The first critters that you’d recognize as primitive fish appeared during the Ordovician. They were armored with bony plates, and their general informal name, ostracoderms, means shell-skinned. For the earliest varieties, we only know them from fossils of these individual scaly plates. They didn’t have a rigid internal skeleton, so they generally fell apart when the animal died.
I talked about conodonts on March 3, and indicated that once we finally found the conodont animal, it was seen to be a small, eel-like animal. Eels are fish, and the conodont animal was indeed a primitive fish. But ostracoderms were the first ones that really had a fishy look to them. And they were widespread – they’ve been found in Ordovician rocks all over the world.
Neil Shubin, in Your Inner Fish, a book I’ve recommended previously, tells us that the bony plates on ostracoderms’ heads were made of material – calcium phosphate, the mineral apatite – and have structures that are essentially teeth – teeth fused together and on the outside of the animal, but teeth nonetheless, in evolutionary terms. So, Shubin argues, the first hard parts in chordates, the group that includes us and the other vertebrates, were teeth in conodonts, the better to eat you with, and the second hard parts were teeth that evolved into armor – protection from those other gnashing tooth-filled mouths. It’s really a cool story that hangs together quite well, and if you’re interested in this sort of thing, I recommend – again – Shubin’s book, Your Inner Fish.
The entire body of ostracodems was covered in scales, like modern fish, but the head area was more strongly armored by the fused-together plates into a more bony shield.
If you have comments about the podcast, please leave a review on iTunes or a comment on the blog.
* * *
Today, March 15, is the birthday of Wallace Pratt, born in 1885 in Phillipsburg, Kansas. Pratt was a pioneer in petroleum exploration geology. In 1918 he became the first geologist hired by Humble Oil & Refining – a company that would eventually evolve into the giant corporation we know as Exxon today. One of his major contributions was fostering the use of geophysical instruments in oil exploration, and he was also a founding member of the American Association of Petroleum Geologists.

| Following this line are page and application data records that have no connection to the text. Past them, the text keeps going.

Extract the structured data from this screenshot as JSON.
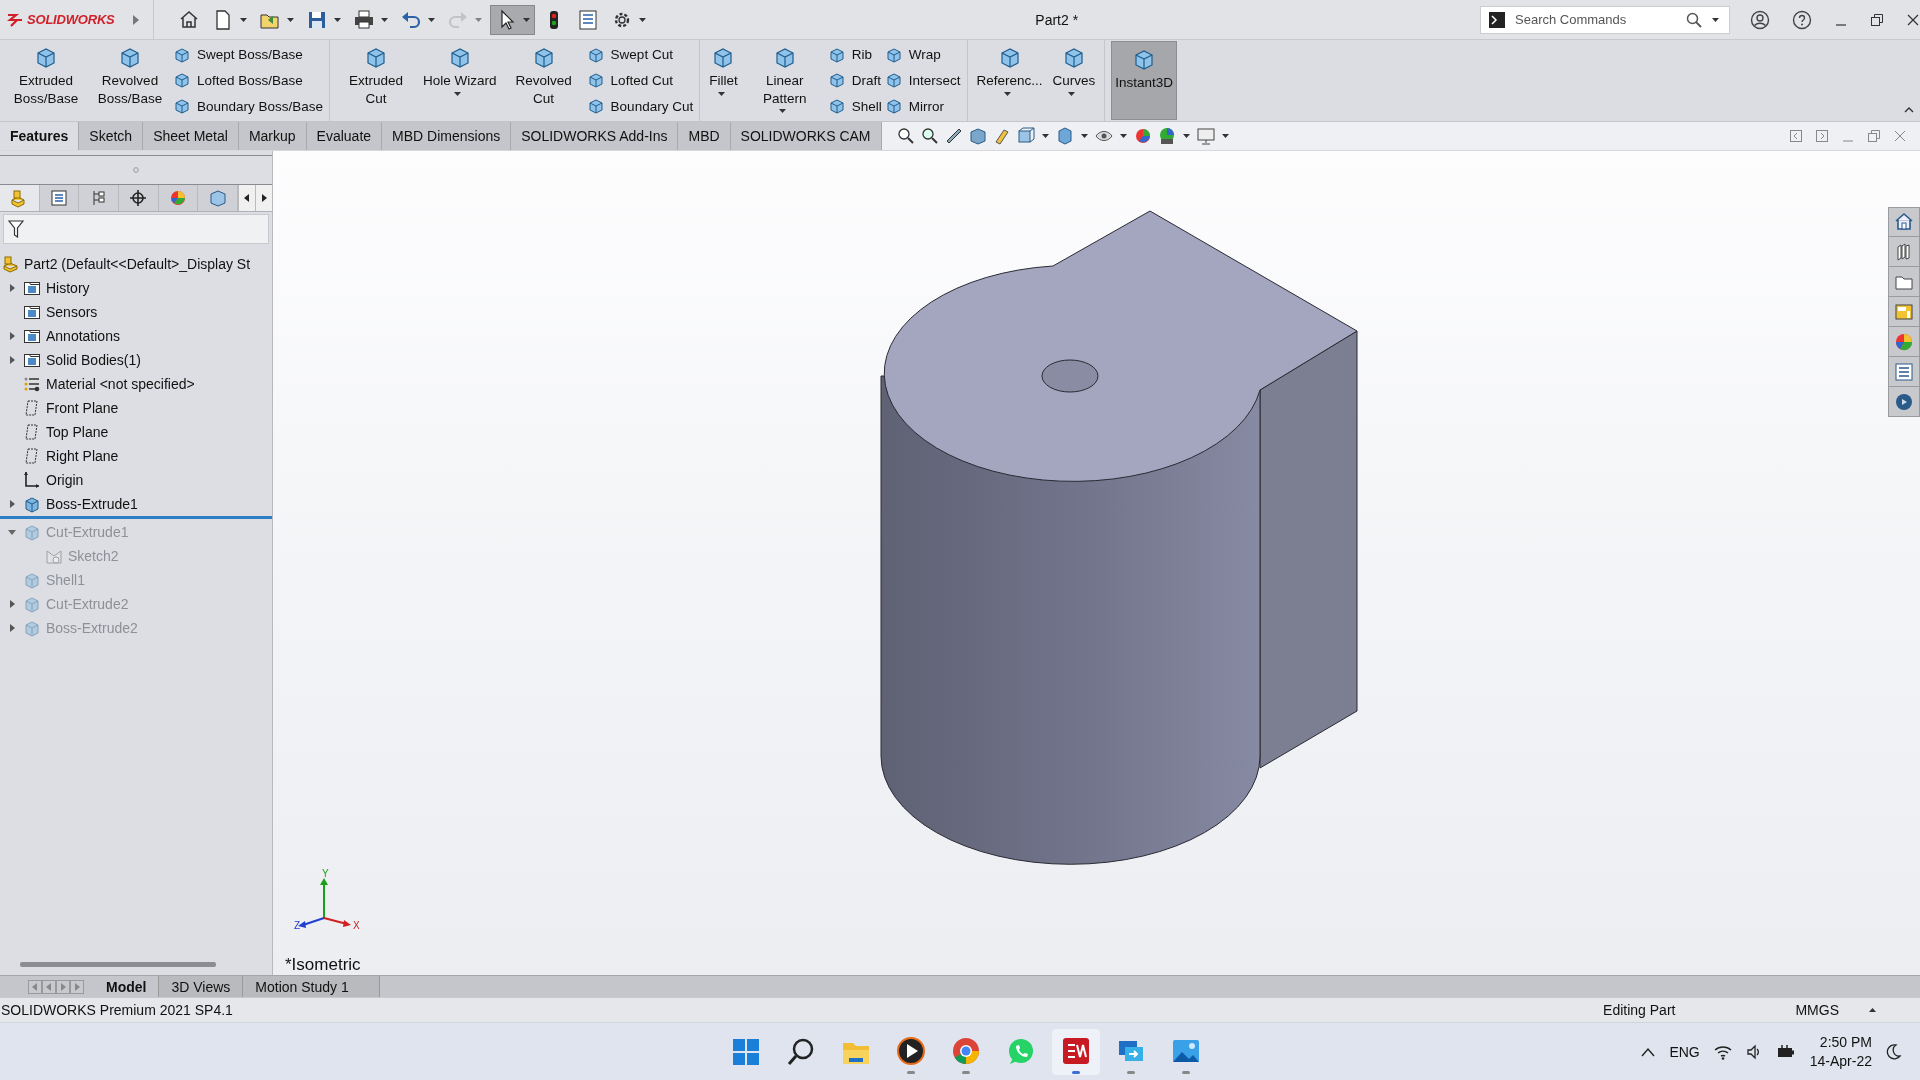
{
  "app": {
    "logo": "SOLIDWORKS",
    "document_title": "Part2 *"
  },
  "quick_access": [
    {
      "kind": "home",
      "dropdown": false,
      "selected": false,
      "disabled": false
    },
    {
      "kind": "new",
      "dropdown": true,
      "selected": false,
      "disabled": false
    },
    {
      "kind": "open",
      "dropdown": true,
      "selected": false,
      "disabled": false
    },
    {
      "kind": "save",
      "dropdown": true,
      "selected": false,
      "disabled": false
    },
    {
      "kind": "print",
      "dropdown": true,
      "selected": false,
      "disabled": false
    },
    {
      "kind": "undo",
      "dropdown": true,
      "selected": false,
      "disabled": false
    },
    {
      "kind": "redo",
      "dropdown": true,
      "selected": false,
      "disabled": true
    },
    {
      "kind": "select",
      "dropdown": true,
      "selected": true,
      "disabled": false
    },
    {
      "kind": "rebuild",
      "dropdown": false,
      "selected": false,
      "disabled": false
    },
    {
      "kind": "properties",
      "dropdown": false,
      "selected": false,
      "disabled": false
    },
    {
      "kind": "options",
      "dropdown": true,
      "selected": false,
      "disabled": false
    }
  ],
  "search": {
    "placeholder": "Search Commands"
  },
  "ribbon": [
    [
      {
        "kind": "large",
        "label": "Extruded Boss/Base",
        "dropdown": false,
        "selected": false
      },
      {
        "kind": "large",
        "label": "Revolved Boss/Base",
        "dropdown": false,
        "selected": false
      },
      {
        "kind": "stack",
        "items": [
          {
            "label": "Swept Boss/Base"
          },
          {
            "label": "Lofted Boss/Base"
          },
          {
            "label": "Boundary Boss/Base"
          }
        ]
      }
    ],
    [
      {
        "kind": "large",
        "label": "Extruded Cut",
        "dropdown": false,
        "selected": false
      },
      {
        "kind": "large",
        "label": "Hole Wizard",
        "dropdown": true,
        "selected": false
      },
      {
        "kind": "large",
        "label": "Revolved Cut",
        "dropdown": false,
        "selected": false
      },
      {
        "kind": "stack",
        "items": [
          {
            "label": "Swept Cut"
          },
          {
            "label": "Lofted Cut"
          },
          {
            "label": "Boundary Cut"
          }
        ]
      }
    ],
    [
      {
        "kind": "large",
        "label": "Fillet",
        "dropdown": true,
        "selected": false
      },
      {
        "kind": "large",
        "label": "Linear Pattern",
        "dropdown": true,
        "selected": false
      },
      {
        "kind": "stack",
        "items": [
          {
            "label": "Rib"
          },
          {
            "label": "Draft"
          },
          {
            "label": "Shell"
          }
        ]
      },
      {
        "kind": "stack",
        "items": [
          {
            "label": "Wrap"
          },
          {
            "label": "Intersect"
          },
          {
            "label": "Mirror"
          }
        ]
      }
    ],
    [
      {
        "kind": "large",
        "label": "Referenc...",
        "dropdown": true,
        "selected": false
      },
      {
        "kind": "large",
        "label": "Curves",
        "dropdown": true,
        "selected": false
      }
    ],
    [
      {
        "kind": "large",
        "label": "Instant3D",
        "dropdown": false,
        "selected": true
      }
    ]
  ],
  "tabs": [
    {
      "label": "Features",
      "selected": true
    },
    {
      "label": "Sketch",
      "selected": false
    },
    {
      "label": "Sheet Metal",
      "selected": false
    },
    {
      "label": "Markup",
      "selected": false
    },
    {
      "label": "Evaluate",
      "selected": false
    },
    {
      "label": "MBD Dimensions",
      "selected": false
    },
    {
      "label": "SOLIDWORKS Add-Ins",
      "selected": false
    },
    {
      "label": "MBD",
      "selected": false
    },
    {
      "label": "SOLIDWORKS CAM",
      "selected": false
    }
  ],
  "feature_tree": {
    "label": "Part2  (Default<<Default>_Display St",
    "kind": "part",
    "suppressed": false,
    "children": [
      {
        "label": "History",
        "kind": "folder",
        "expanded": false,
        "suppressed": false
      },
      {
        "label": "Sensors",
        "kind": "folder",
        "suppressed": false
      },
      {
        "label": "Annotations",
        "kind": "folder",
        "expanded": false,
        "suppressed": false
      },
      {
        "label": "Solid Bodies(1)",
        "kind": "folder",
        "expanded": false,
        "suppressed": false
      },
      {
        "label": "Material <not specified>",
        "kind": "material",
        "suppressed": false
      },
      {
        "label": "Front Plane",
        "kind": "plane",
        "suppressed": false
      },
      {
        "label": "Top Plane",
        "kind": "plane",
        "suppressed": false
      },
      {
        "label": "Right Plane",
        "kind": "plane",
        "suppressed": false
      },
      {
        "label": "Origin",
        "kind": "origin",
        "suppressed": false
      },
      {
        "label": "Boss-Extrude1",
        "kind": "feature",
        "expanded": false,
        "suppressed": false
      },
      {
        "kind": "rollback"
      },
      {
        "label": "Cut-Extrude1",
        "kind": "feature",
        "expanded": true,
        "suppressed": true,
        "children": [
          {
            "label": "Sketch2",
            "kind": "sketch",
            "suppressed": true
          }
        ]
      },
      {
        "label": "Shell1",
        "kind": "feature",
        "suppressed": true
      },
      {
        "label": "Cut-Extrude2",
        "kind": "feature",
        "expanded": false,
        "suppressed": true
      },
      {
        "label": "Boss-Extrude2",
        "kind": "feature",
        "expanded": false,
        "suppressed": true
      }
    ]
  },
  "viewport": {
    "view_name": "*Isometric",
    "triad": [
      "X",
      "Y",
      "Z"
    ]
  },
  "bottom_tabs": [
    {
      "label": "Model",
      "selected": true
    },
    {
      "label": "3D Views",
      "selected": false
    },
    {
      "label": "Motion Study 1",
      "selected": false
    }
  ],
  "status_bar": {
    "product": "SOLIDWORKS Premium 2021 SP4.1",
    "mode": "Editing Part",
    "units": "MMGS"
  },
  "taskbar": {
    "language": "ENG",
    "time": "2:50 PM",
    "date": "14-Apr-22"
  }
}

He donated 23 square miles of land in West Texas, where he had a ranch, to the National Park Service, forming the core of what today is Guadalupe Mountains National Park. He died in 1981.
—Richard I. Gibson

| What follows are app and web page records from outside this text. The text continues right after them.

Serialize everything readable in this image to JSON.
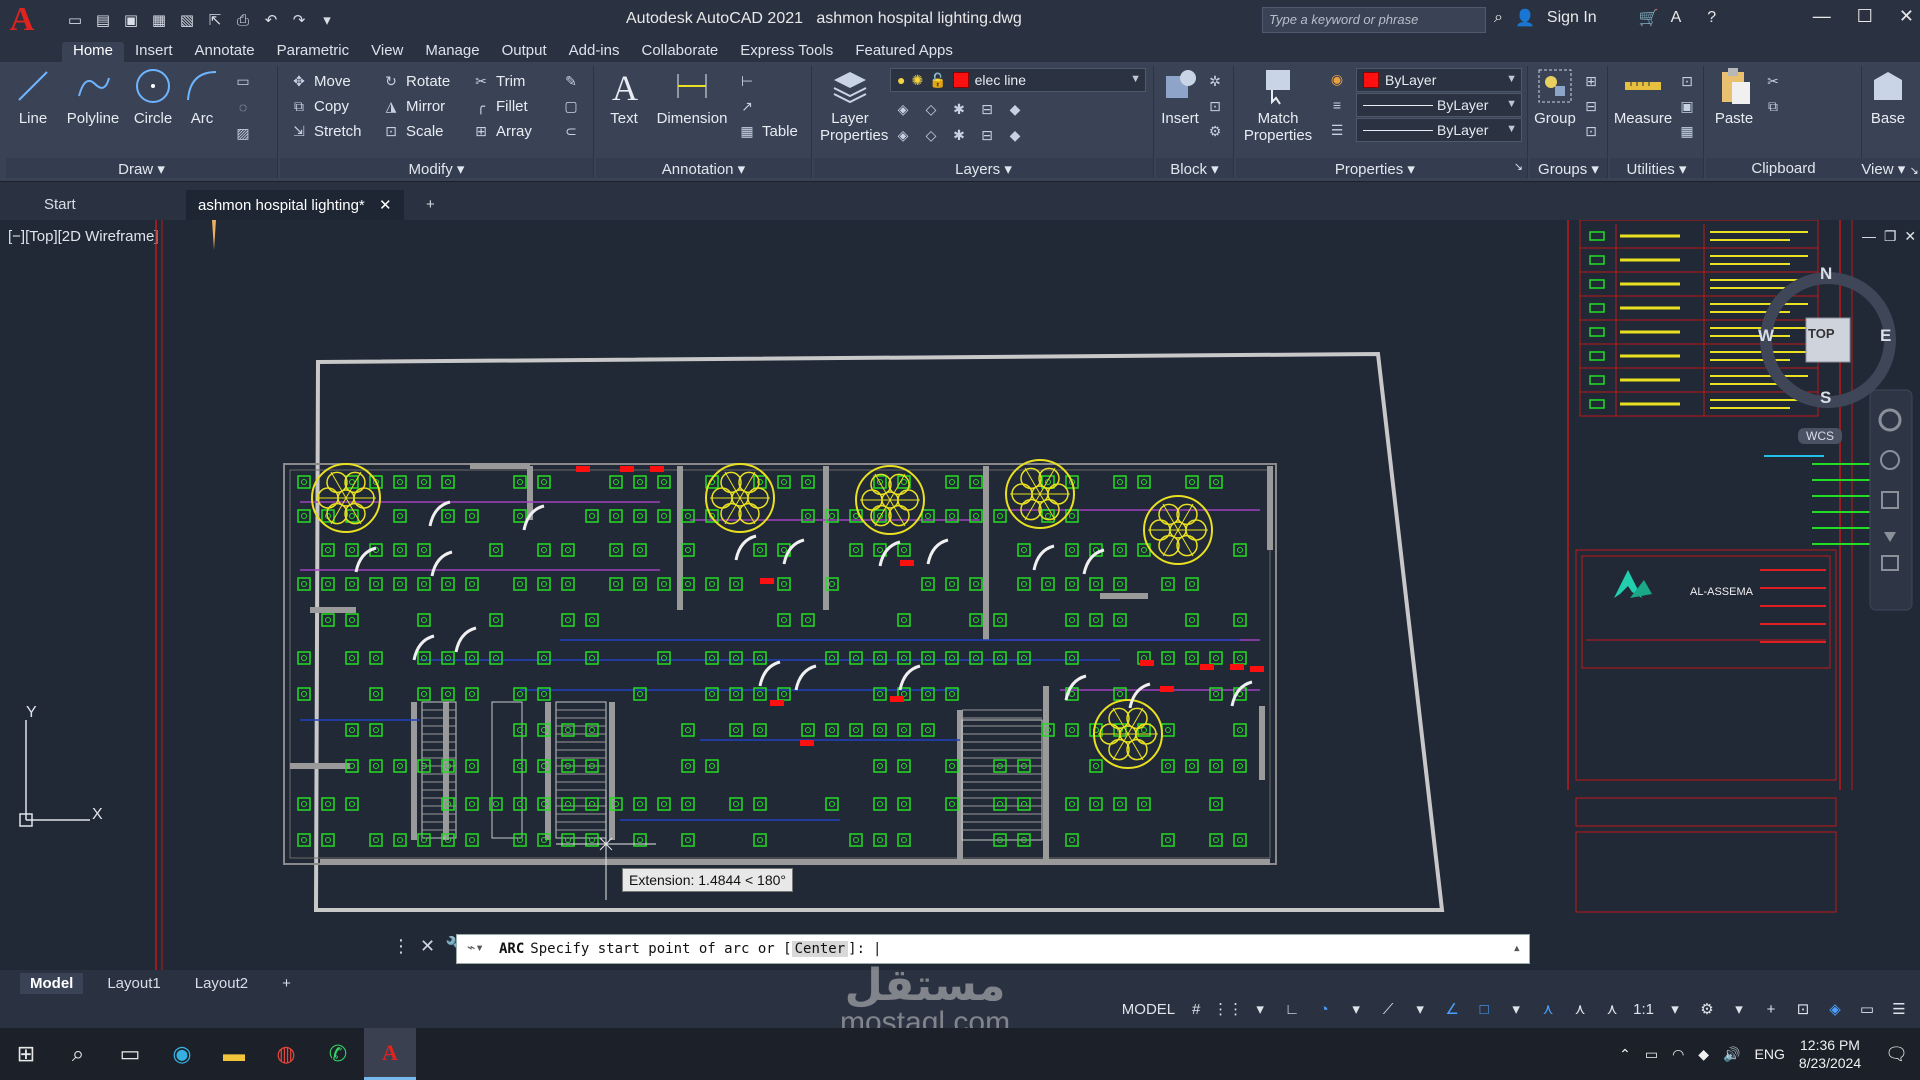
{
  "app": {
    "name": "Autodesk AutoCAD 2021",
    "document": "ashmon hospital lighting.dwg",
    "search_placeholder": "Type a keyword or phrase",
    "sign_in": "Sign In"
  },
  "menu_tabs": [
    "Home",
    "Insert",
    "Annotate",
    "Parametric",
    "View",
    "Manage",
    "Output",
    "Add-ins",
    "Collaborate",
    "Express Tools",
    "Featured Apps"
  ],
  "ribbon": {
    "draw": {
      "title": "Draw",
      "line": "Line",
      "polyline": "Polyline",
      "circle": "Circle",
      "arc": "Arc"
    },
    "modify": {
      "title": "Modify",
      "move": "Move",
      "rotate": "Rotate",
      "trim": "Trim",
      "copy": "Copy",
      "mirror": "Mirror",
      "fillet": "Fillet",
      "stretch": "Stretch",
      "scale": "Scale",
      "array": "Array"
    },
    "annotation": {
      "title": "Annotation",
      "text": "Text",
      "dimension": "Dimension",
      "table": "Table"
    },
    "layers": {
      "title": "Layers",
      "layer_properties": "Layer Properties",
      "current_layer": "elec line"
    },
    "block": {
      "title": "Block",
      "insert": "Insert"
    },
    "properties": {
      "title": "Properties",
      "match_properties": "Match Properties",
      "color": "ByLayer",
      "linetype": "ByLayer",
      "lineweight": "ByLayer"
    },
    "groups": {
      "title": "Groups",
      "group": "Group"
    },
    "utilities": {
      "title": "Utilities",
      "measure": "Measure"
    },
    "clipboard": {
      "title": "Clipboard",
      "paste": "Paste"
    },
    "view": {
      "title": "View",
      "base": "Base"
    }
  },
  "doc_tabs": {
    "start": "Start",
    "active": "ashmon hospital lighting*"
  },
  "viewport": {
    "label": "[−][Top][2D Wireframe]",
    "viewcube": {
      "top": "TOP",
      "north": "N",
      "south": "S",
      "east": "E",
      "west": "W",
      "wcs": "WCS"
    },
    "ucs": {
      "x": "X",
      "y": "Y"
    },
    "tooltip": "Extension: 1.4844 < 180°",
    "titleblock_company": "AL-ASSEMA"
  },
  "command": {
    "key": "ARC",
    "prompt": "Specify start point of arc or [",
    "option": "Center",
    "suffix": "]:"
  },
  "layout_tabs": [
    "Model",
    "Layout1",
    "Layout2"
  ],
  "status": {
    "model": "MODEL",
    "scale": "1:1"
  },
  "taskbar": {
    "lang": "ENG",
    "time": "12:36 PM",
    "date": "8/23/2024"
  },
  "watermark": {
    "arabic": "مستقل",
    "latin": "mostaql.com"
  },
  "colors": {
    "accent_red": "#e0231e",
    "drawing_green": "#22dd22",
    "drawing_yellow": "#e8e020",
    "boundary_gray": "#c8c8c8"
  }
}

Drawing of reconstructed ostracoderms by Philippe Janvier under CC-by-A license. The black and white drawing is from an old textbook.